DATA LISTING.
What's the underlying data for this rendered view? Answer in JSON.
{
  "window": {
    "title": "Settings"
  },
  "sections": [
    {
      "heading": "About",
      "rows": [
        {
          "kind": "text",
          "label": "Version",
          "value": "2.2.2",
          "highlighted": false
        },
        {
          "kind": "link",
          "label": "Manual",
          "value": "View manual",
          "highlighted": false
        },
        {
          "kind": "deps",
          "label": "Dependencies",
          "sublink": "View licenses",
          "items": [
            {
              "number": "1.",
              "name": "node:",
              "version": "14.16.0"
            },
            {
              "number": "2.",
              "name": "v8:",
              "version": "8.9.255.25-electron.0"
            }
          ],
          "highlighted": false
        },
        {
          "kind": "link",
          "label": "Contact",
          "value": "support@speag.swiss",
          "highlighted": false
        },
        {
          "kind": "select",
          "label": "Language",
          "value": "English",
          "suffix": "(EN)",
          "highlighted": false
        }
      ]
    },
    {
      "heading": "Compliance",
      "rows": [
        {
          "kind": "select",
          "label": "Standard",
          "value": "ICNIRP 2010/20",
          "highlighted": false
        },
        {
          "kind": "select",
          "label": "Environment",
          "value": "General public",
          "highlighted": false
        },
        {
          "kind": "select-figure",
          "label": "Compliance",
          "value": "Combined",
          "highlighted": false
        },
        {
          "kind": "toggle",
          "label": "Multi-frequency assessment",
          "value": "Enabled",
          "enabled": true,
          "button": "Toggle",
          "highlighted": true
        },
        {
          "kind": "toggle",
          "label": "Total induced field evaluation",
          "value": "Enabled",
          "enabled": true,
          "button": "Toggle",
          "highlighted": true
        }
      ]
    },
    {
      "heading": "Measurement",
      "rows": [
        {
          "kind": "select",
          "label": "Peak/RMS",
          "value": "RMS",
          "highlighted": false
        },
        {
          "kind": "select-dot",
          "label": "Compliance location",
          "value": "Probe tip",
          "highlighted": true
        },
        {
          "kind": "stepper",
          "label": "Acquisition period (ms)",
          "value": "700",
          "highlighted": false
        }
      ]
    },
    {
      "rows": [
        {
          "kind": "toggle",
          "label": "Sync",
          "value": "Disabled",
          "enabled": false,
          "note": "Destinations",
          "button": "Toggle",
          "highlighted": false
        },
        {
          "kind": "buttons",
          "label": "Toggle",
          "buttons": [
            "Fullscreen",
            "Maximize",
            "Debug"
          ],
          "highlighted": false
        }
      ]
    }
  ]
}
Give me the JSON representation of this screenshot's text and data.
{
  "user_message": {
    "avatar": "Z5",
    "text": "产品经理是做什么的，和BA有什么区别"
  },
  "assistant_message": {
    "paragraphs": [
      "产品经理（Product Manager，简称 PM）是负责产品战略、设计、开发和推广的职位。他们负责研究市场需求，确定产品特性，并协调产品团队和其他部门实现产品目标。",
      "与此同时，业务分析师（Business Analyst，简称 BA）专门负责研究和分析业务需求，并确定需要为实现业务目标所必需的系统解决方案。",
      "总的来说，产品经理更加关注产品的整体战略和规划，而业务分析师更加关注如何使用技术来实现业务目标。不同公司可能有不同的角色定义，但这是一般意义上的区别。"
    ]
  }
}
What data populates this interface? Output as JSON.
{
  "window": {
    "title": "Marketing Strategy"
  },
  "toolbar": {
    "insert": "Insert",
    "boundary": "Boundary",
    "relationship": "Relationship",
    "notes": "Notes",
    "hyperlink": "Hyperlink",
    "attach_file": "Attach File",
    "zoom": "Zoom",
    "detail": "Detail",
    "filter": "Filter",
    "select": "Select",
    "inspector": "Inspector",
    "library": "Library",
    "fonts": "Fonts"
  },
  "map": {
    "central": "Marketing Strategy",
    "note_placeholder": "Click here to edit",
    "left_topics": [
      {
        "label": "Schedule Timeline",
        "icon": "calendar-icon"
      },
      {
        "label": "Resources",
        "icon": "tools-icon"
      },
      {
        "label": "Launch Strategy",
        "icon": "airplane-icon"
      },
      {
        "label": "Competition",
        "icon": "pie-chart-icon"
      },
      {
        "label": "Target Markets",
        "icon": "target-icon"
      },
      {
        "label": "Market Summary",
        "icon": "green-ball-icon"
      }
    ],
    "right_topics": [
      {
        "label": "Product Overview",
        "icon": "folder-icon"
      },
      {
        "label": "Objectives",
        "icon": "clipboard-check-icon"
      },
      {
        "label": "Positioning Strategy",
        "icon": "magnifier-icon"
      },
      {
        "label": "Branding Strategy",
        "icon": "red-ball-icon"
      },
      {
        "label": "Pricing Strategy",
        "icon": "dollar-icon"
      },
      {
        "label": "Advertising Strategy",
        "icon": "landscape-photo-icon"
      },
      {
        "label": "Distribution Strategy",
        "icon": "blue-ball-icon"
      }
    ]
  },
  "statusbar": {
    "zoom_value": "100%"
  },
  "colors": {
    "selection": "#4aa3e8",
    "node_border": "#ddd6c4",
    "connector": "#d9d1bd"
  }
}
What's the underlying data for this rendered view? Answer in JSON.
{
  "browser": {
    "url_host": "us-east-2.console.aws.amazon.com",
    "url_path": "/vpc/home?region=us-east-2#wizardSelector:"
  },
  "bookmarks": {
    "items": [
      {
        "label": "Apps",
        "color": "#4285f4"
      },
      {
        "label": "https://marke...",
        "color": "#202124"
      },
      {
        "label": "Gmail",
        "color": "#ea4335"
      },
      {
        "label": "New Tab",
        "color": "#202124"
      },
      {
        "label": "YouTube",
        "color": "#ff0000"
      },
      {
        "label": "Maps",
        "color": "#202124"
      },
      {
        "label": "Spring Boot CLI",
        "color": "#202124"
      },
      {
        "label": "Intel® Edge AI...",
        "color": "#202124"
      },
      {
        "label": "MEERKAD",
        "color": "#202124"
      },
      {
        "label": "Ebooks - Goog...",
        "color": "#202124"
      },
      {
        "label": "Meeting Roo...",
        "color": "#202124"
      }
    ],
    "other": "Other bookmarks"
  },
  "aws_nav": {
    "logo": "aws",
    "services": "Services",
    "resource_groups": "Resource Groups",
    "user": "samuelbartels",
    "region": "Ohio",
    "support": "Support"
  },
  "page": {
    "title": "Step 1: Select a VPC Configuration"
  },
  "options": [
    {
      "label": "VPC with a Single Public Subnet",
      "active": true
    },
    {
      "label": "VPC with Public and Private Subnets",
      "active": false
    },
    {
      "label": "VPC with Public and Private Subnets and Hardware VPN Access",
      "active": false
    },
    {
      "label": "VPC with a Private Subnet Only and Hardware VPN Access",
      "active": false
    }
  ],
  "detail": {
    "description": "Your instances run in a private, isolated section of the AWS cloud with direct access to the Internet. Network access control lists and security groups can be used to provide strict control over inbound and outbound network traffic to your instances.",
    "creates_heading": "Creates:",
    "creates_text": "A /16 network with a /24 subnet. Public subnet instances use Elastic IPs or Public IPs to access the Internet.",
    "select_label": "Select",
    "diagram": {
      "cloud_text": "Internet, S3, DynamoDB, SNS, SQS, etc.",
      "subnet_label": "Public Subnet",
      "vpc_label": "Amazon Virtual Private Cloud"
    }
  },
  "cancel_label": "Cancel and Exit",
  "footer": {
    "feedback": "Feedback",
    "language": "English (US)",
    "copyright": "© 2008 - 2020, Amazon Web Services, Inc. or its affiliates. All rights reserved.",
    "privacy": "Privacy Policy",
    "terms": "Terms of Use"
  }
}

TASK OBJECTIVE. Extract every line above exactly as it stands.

RESPONSE BOX.
What's the underlying data for this rendered view? Answer in JSON.
{
  "window": {
    "title": "Settings"
  },
  "sections": [
    {
      "heading": "About",
      "rows": [
        {
          "kind": "text",
          "label": "Version",
          "value": "2.2.2",
          "highlighted": false
        },
        {
          "kind": "link",
          "label": "Manual",
          "value": "View manual",
          "highlighted": false
        },
        {
          "kind": "deps",
          "label": "Dependencies",
          "sublink": "View licenses",
          "items": [
            {
              "number": "1.",
              "name": "node:",
              "version": "14.16.0"
            },
            {
              "number": "2.",
              "name": "v8:",
              "version": "8.9.255.25-electron.0"
            }
          ],
          "highlighted": false
        },
        {
          "kind": "link",
          "label": "Contact",
          "value": "support@speag.swiss",
          "highlighted": false
        },
        {
          "kind": "select",
          "label": "Language",
          "value": "English",
          "suffix": "(EN)",
          "highlighted": false
        }
      ]
    },
    {
      "heading": "Compliance",
      "rows": [
        {
          "kind": "select",
          "label": "Standard",
          "value": "ICNIRP 2010/20",
          "highlighted": false
        },
        {
          "kind": "select",
          "label": "Environment",
          "value": "General public",
          "highlighted": false
        },
        {
          "kind": "select-figure",
          "label": "Compliance",
          "value": "Combined",
          "highlighted": false
        },
        {
          "kind": "toggle",
          "label": "Multi-frequency assessment",
          "value": "Enabled",
          "enabled": true,
          "button": "Toggle",
          "highlighted": true
        },
        {
          "kind": "toggle",
          "label": "Total induced field evaluation",
          "value": "Enabled",
          "enabled": true,
          "button": "Toggle",
          "highlighted": true
        }
      ]
    },
    {
      "heading": "Measurement",
      "rows": [
        {
          "kind": "select",
          "label": "Peak/RMS",
          "value": "RMS",
          "highlighted": false
        },
        {
          "kind": "select-dot",
          "label": "Compliance location",
          "value": "Probe tip",
          "highlighted": true
        },
        {
          "kind": "stepper",
          "label": "Acquisition period (ms)",
          "value": "700",
          "highlighted": false
        }
      ]
    },
    {
      "rows": [
        {
          "kind": "toggle",
          "label": "Sync",
          "value": "Disabled",
          "enabled": false,
          "note": "Destinations",
          "button": "Toggle",
          "highlighted": false
        },
        {
          "kind": "buttons",
          "label": "Toggle",
          "buttons": [
            "Fullscreen",
            "Maximize",
            "Debug"
          ],
          "highlighted": false
        }
      ]
    }
  ]
}
Give me the JSON representation of this screenshot's text and data.
{
  "user_message": {
    "avatar": "Z5",
    "text": "产品经理是做什么的，和BA有什么区别"
  },
  "assistant_message": {
    "paragraphs": [
      "产品经理（Product Manager，简称 PM）是负责产品战略、设计、开发和推广的职位。他们负责研究市场需求，确定产品特性，并协调产品团队和其他部门实现产品目标。",
      "与此同时，业务分析师（Business Analyst，简称 BA）专门负责研究和分析业务需求，并确定需要为实现业务目标所必需的系统解决方案。",
      "总的来说，产品经理更加关注产品的整体战略和规划，而业务分析师更加关注如何使用技术来实现业务目标。不同公司可能有不同的角色定义，但这是一般意义上的区别。"
    ]
  }
}
What data populates this interface? Output as JSON.
{
  "window": {
    "title": "Marketing Strategy"
  },
  "toolbar": {
    "insert": "Insert",
    "boundary": "Boundary",
    "relationship": "Relationship",
    "notes": "Notes",
    "hyperlink": "Hyperlink",
    "attach_file": "Attach File",
    "zoom": "Zoom",
    "detail": "Detail",
    "filter": "Filter",
    "select": "Select",
    "inspector": "Inspector",
    "library": "Library",
    "fonts": "Fonts"
  },
  "map": {
    "central": "Marketing Strategy",
    "note_placeholder": "Click here to edit",
    "left_topics": [
      {
        "label": "Schedule Timeline",
        "icon": "calendar-icon"
      },
      {
        "label": "Resources",
        "icon": "tools-icon"
      },
      {
        "label": "Launch Strategy",
        "icon": "airplane-icon"
      },
      {
        "label": "Competition",
        "icon": "pie-chart-icon"
      },
      {
        "label": "Target Markets",
        "icon": "target-icon"
      },
      {
        "label": "Market Summary",
        "icon": "green-ball-icon"
      }
    ],
    "right_topics": [
      {
        "label": "Product Overview",
        "icon": "folder-icon"
      },
      {
        "label": "Objectives",
        "icon": "clipboard-check-icon"
      },
      {
        "label": "Positioning Strategy",
        "icon": "magnifier-icon"
      },
      {
        "label": "Branding Strategy",
        "icon": "red-ball-icon"
      },
      {
        "label": "Pricing Strategy",
        "icon": "dollar-icon"
      },
      {
        "label": "Advertising Strategy",
        "icon": "landscape-photo-icon"
      },
      {
        "label": "Distribution Strategy",
        "icon": "blue-ball-icon"
      }
    ]
  },
  "statusbar": {
    "zoom_value": "100%"
  },
  "colors": {
    "selection": "#4aa3e8",
    "node_border": "#ddd6c4",
    "connector": "#d9d1bd"
  }
}
What's the underlying data for this rendered view? Answer in JSON.
{
  "browser": {
    "url_host": "us-east-2.console.aws.amazon.com",
    "url_path": "/vpc/home?region=us-east-2#wizardSelector:"
  },
  "bookmarks": {
    "items": [
      {
        "label": "Apps",
        "color": "#4285f4"
      },
      {
        "label": "https://marke...",
        "color": "#202124"
      },
      {
        "label": "Gmail",
        "color": "#ea4335"
      },
      {
        "label": "New Tab",
        "color": "#202124"
      },
      {
        "label": "YouTube",
        "color": "#ff0000"
      },
      {
        "label": "Maps",
        "color": "#202124"
      },
      {
        "label": "Spring Boot CLI",
        "color": "#202124"
      },
      {
        "label": "Intel® Edge AI...",
        "color": "#202124"
      },
      {
        "label": "MEERKAD",
        "color": "#202124"
      },
      {
        "label": "Ebooks - Goog...",
        "color": "#202124"
      },
      {
        "label": "Meeting Roo...",
        "color": "#202124"
      }
    ],
    "other": "Other bookmarks"
  },
  "aws_nav": {
    "logo": "aws",
    "services": "Services",
    "resource_groups": "Resource Groups",
    "user": "samuelbartels",
    "region": "Ohio",
    "support": "Support"
  },
  "page": {
    "title": "Step 1: Select a VPC Configuration"
  },
  "options": [
    {
      "label": "VPC with a Single Public Subnet",
      "active": true
    },
    {
      "label": "VPC with Public and Private Subnets",
      "active": false
    },
    {
      "label": "VPC with Public and Private Subnets and Hardware VPN Access",
      "active": false
    },
    {
      "label": "VPC with a Private Subnet Only and Hardware VPN Access",
      "active": false
    }
  ],
  "detail": {
    "description": "Your instances run in a private, isolated section of the AWS cloud with direct access to the Internet. Network access control lists and security groups can be used to provide strict control over inbound and outbound network traffic to your instances.",
    "creates_heading": "Creates:",
    "creates_text": "A /16 network with a /24 subnet. Public subnet instances use Elastic IPs or Public IPs to access the Internet.",
    "select_label": "Select",
    "diagram": {
      "cloud_text": "Internet, S3, DynamoDB, SNS, SQS, etc.",
      "subnet_label": "Public Subnet",
      "vpc_label": "Amazon Virtual Private Cloud"
    }
  },
  "cancel_label": "Cancel and Exit",
  "footer": {
    "feedback": "Feedback",
    "language": "English (US)",
    "copyright": "© 2008 - 2020, Amazon Web Services, Inc. or its affiliates. All rights reserved.",
    "privacy": "Privacy Policy",
    "terms": "Terms of Use"
  }
}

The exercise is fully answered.